- **Problem**
In full and without error, repeat the entries below.

- **Input data**
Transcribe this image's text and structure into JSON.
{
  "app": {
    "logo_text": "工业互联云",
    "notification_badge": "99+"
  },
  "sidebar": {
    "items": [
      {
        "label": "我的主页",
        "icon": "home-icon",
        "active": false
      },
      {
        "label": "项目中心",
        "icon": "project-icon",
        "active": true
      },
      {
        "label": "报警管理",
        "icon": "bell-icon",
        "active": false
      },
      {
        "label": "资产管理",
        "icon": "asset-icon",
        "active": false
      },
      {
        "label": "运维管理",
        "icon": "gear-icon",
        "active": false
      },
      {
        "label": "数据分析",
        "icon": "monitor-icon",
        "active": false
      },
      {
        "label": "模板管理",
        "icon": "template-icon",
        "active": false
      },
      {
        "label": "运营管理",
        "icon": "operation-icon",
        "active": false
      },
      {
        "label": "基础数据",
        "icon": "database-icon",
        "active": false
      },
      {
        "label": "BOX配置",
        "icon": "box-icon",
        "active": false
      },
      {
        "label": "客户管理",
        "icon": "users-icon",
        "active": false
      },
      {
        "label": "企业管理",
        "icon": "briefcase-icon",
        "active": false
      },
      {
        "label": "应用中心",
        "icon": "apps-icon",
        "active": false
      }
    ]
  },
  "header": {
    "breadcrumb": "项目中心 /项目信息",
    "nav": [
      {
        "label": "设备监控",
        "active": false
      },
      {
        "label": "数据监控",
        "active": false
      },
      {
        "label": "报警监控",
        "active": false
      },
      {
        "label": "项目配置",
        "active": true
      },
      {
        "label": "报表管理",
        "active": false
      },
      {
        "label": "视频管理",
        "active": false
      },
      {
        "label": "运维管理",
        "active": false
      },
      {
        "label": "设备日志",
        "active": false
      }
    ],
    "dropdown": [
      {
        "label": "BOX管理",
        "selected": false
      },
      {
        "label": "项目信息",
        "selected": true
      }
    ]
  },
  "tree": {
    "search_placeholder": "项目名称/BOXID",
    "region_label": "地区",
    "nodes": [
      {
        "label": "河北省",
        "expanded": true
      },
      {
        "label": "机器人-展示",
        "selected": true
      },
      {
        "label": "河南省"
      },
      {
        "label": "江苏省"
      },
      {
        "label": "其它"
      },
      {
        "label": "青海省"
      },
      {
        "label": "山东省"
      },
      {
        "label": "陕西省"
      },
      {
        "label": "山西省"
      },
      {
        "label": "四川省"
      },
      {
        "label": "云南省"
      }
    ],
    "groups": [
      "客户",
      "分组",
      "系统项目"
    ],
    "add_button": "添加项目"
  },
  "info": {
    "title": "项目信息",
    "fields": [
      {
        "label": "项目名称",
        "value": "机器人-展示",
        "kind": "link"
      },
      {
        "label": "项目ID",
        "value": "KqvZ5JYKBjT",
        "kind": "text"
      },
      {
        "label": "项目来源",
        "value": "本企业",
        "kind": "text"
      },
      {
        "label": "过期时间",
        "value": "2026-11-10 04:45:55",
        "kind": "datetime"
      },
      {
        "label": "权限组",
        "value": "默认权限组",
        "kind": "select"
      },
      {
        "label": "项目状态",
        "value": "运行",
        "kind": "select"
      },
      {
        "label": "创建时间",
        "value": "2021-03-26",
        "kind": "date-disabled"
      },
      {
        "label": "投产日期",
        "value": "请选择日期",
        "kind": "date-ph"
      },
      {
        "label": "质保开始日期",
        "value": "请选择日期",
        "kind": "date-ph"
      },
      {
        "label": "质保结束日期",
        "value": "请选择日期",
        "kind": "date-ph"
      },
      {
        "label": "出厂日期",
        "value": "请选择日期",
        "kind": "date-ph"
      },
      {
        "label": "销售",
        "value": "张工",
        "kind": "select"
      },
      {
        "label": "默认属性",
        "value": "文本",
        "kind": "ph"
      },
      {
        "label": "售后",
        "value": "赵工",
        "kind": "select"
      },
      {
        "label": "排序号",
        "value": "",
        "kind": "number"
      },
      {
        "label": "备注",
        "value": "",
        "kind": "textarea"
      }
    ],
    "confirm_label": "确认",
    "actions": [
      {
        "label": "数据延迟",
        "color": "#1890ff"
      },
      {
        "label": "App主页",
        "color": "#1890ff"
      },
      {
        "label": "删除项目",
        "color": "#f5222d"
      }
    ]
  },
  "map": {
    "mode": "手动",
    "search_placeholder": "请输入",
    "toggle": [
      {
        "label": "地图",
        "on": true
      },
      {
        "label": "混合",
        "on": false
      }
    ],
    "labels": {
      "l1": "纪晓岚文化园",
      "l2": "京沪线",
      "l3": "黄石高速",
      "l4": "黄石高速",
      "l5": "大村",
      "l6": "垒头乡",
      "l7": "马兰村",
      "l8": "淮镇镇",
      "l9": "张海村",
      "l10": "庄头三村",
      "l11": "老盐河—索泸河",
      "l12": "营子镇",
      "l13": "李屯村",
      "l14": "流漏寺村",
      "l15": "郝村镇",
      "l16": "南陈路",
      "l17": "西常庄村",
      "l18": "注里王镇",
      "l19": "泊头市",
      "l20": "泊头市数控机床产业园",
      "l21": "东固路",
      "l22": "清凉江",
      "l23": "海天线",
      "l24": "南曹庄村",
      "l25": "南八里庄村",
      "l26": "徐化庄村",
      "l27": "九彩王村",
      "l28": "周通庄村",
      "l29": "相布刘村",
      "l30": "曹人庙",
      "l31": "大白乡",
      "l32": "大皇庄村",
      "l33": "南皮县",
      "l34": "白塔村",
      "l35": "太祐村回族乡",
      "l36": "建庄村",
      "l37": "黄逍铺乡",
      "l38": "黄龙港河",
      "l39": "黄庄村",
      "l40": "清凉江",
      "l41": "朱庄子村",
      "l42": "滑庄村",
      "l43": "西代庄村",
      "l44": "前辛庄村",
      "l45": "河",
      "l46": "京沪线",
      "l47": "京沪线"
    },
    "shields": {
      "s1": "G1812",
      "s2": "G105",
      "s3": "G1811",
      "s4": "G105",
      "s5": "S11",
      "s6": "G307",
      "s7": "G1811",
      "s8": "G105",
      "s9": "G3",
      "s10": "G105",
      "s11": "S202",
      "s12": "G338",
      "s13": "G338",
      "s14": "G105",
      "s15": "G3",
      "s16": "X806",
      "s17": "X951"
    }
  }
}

- **Reply**
Transcribe this image's text and structure into JSON.
{
  "app": {
    "logo_text": "工业互联云",
    "notification_badge": "99+"
  },
  "sidebar": {
    "items": [
      {
        "label": "我的主页",
        "icon": "home-icon",
        "active": false
      },
      {
        "label": "项目中心",
        "icon": "project-icon",
        "active": true
      },
      {
        "label": "报警管理",
        "icon": "bell-icon",
        "active": false
      },
      {
        "label": "资产管理",
        "icon": "asset-icon",
        "active": false
      },
      {
        "label": "运维管理",
        "icon": "gear-icon",
        "active": false
      },
      {
        "label": "数据分析",
        "icon": "monitor-icon",
        "active": false
      },
      {
        "label": "模板管理",
        "icon": "template-icon",
        "active": false
      },
      {
        "label": "运营管理",
        "icon": "operation-icon",
        "active": false
      },
      {
        "label": "基础数据",
        "icon": "database-icon",
        "active": false
      },
      {
        "label": "BOX配置",
        "icon": "box-icon",
        "active": false
      },
      {
        "label": "客户管理",
        "icon": "users-icon",
        "active": false
      },
      {
        "label": "企业管理",
        "icon": "briefcase-icon",
        "active": false
      },
      {
        "label": "应用中心",
        "icon": "apps-icon",
        "active": false
      }
    ]
  },
  "header": {
    "breadcrumb": "项目中心 /项目信息",
    "nav": [
      {
        "label": "设备监控",
        "active": false
      },
      {
        "label": "数据监控",
        "active": false
      },
      {
        "label": "报警监控",
        "active": false
      },
      {
        "label": "项目配置",
        "active": true
      },
      {
        "label": "报表管理",
        "active": false
      },
      {
        "label": "视频管理",
        "active": false
      },
      {
        "label": "运维管理",
        "active": false
      },
      {
        "label": "设备日志",
        "active": false
      }
    ],
    "dropdown": [
      {
        "label": "BOX管理",
        "selected": false
      },
      {
        "label": "项目信息",
        "selected": true
      }
    ]
  },
  "tree": {
    "search_placeholder": "项目名称/BOXID",
    "region_label": "地区",
    "nodes": [
      {
        "label": "河北省",
        "expanded": true
      },
      {
        "label": "机器人-展示",
        "selected": true
      },
      {
        "label": "河南省"
      },
      {
        "label": "江苏省"
      },
      {
        "label": "其它"
      },
      {
        "label": "青海省"
      },
      {
        "label": "山东省"
      },
      {
        "label": "陕西省"
      },
      {
        "label": "山西省"
      },
      {
        "label": "四川省"
      },
      {
        "label": "云南省"
      }
    ],
    "groups": [
      "客户",
      "分组",
      "系统项目"
    ],
    "add_button": "添加项目"
  },
  "info": {
    "title": "项目信息",
    "fields": [
      {
        "label": "项目名称",
        "value": "机器人-展示",
        "kind": "link"
      },
      {
        "label": "项目ID",
        "value": "KqvZ5JYKBjT",
        "kind": "text"
      },
      {
        "label": "项目来源",
        "value": "本企业",
        "kind": "text"
      },
      {
        "label": "过期时间",
        "value": "2026-11-10 04:45:55",
        "kind": "datetime"
      },
      {
        "label": "权限组",
        "value": "默认权限组",
        "kind": "select"
      },
      {
        "label": "项目状态",
        "value": "运行",
        "kind": "select"
      },
      {
        "label": "创建时间",
        "value": "2021-03-26",
        "kind": "date-disabled"
      },
      {
        "label": "投产日期",
        "value": "请选择日期",
        "kind": "date-ph"
      },
      {
        "label": "质保开始日期",
        "value": "请选择日期",
        "kind": "date-ph"
      },
      {
        "label": "质保结束日期",
        "value": "请选择日期",
        "kind": "date-ph"
      },
      {
        "label": "出厂日期",
        "value": "请选择日期",
        "kind": "date-ph"
      },
      {
        "label": "销售",
        "value": "张工",
        "kind": "select"
      },
      {
        "label": "默认属性",
        "value": "文本",
        "kind": "ph"
      },
      {
        "label": "售后",
        "value": "赵工",
        "kind": "select"
      },
      {
        "label": "排序号",
        "value": "",
        "kind": "number"
      },
      {
        "label": "备注",
        "value": "",
        "kind": "textarea"
      }
    ],
    "confirm_label": "确认",
    "actions": [
      {
        "label": "数据延迟",
        "color": "#1890ff"
      },
      {
        "label": "App主页",
        "color": "#1890ff"
      },
      {
        "label": "删除项目",
        "color": "#f5222d"
      }
    ]
  },
  "map": {
    "mode": "手动",
    "search_placeholder": "请输入",
    "toggle": [
      {
        "label": "地图",
        "on": true
      },
      {
        "label": "混合",
        "on": false
      }
    ],
    "labels": {
      "l1": "纪晓岚文化园",
      "l2": "京沪线",
      "l3": "黄石高速",
      "l4": "黄石高速",
      "l5": "大村",
      "l6": "垒头乡",
      "l7": "马兰村",
      "l8": "淮镇镇",
      "l9": "张海村",
      "l10": "庄头三村",
      "l11": "老盐河—索泸河",
      "l12": "营子镇",
      "l13": "李屯村",
      "l14": "流漏寺村",
      "l15": "郝村镇",
      "l16": "南陈路",
      "l17": "西常庄村",
      "l18": "注里王镇",
      "l19": "泊头市",
      "l20": "泊头市数控机床产业园",
      "l21": "东固路",
      "l22": "清凉江",
      "l23": "海天线",
      "l24": "南曹庄村",
      "l25": "南八里庄村",
      "l26": "徐化庄村",
      "l27": "九彩王村",
      "l28": "周通庄村",
      "l29": "相布刘村",
      "l30": "曹人庙",
      "l31": "大白乡",
      "l32": "大皇庄村",
      "l33": "南皮县",
      "l34": "白塔村",
      "l35": "太祐村回族乡",
      "l36": "建庄村",
      "l37": "黄逍铺乡",
      "l38": "黄龙港河",
      "l39": "黄庄村",
      "l40": "清凉江",
      "l41": "朱庄子村",
      "l42": "滑庄村",
      "l43": "西代庄村",
      "l44": "前辛庄村",
      "l45": "河",
      "l46": "京沪线",
      "l47": "京沪线"
    },
    "shields": {
      "s1": "G1812",
      "s2": "G105",
      "s3": "G1811",
      "s4": "G105",
      "s5": "S11",
      "s6": "G307",
      "s7": "G1811",
      "s8": "G105",
      "s9": "G3",
      "s10": "G105",
      "s11": "S202",
      "s12": "G338",
      "s13": "G338",
      "s14": "G105",
      "s15": "G3",
      "s16": "X806",
      "s17": "X951"
    }
  }
}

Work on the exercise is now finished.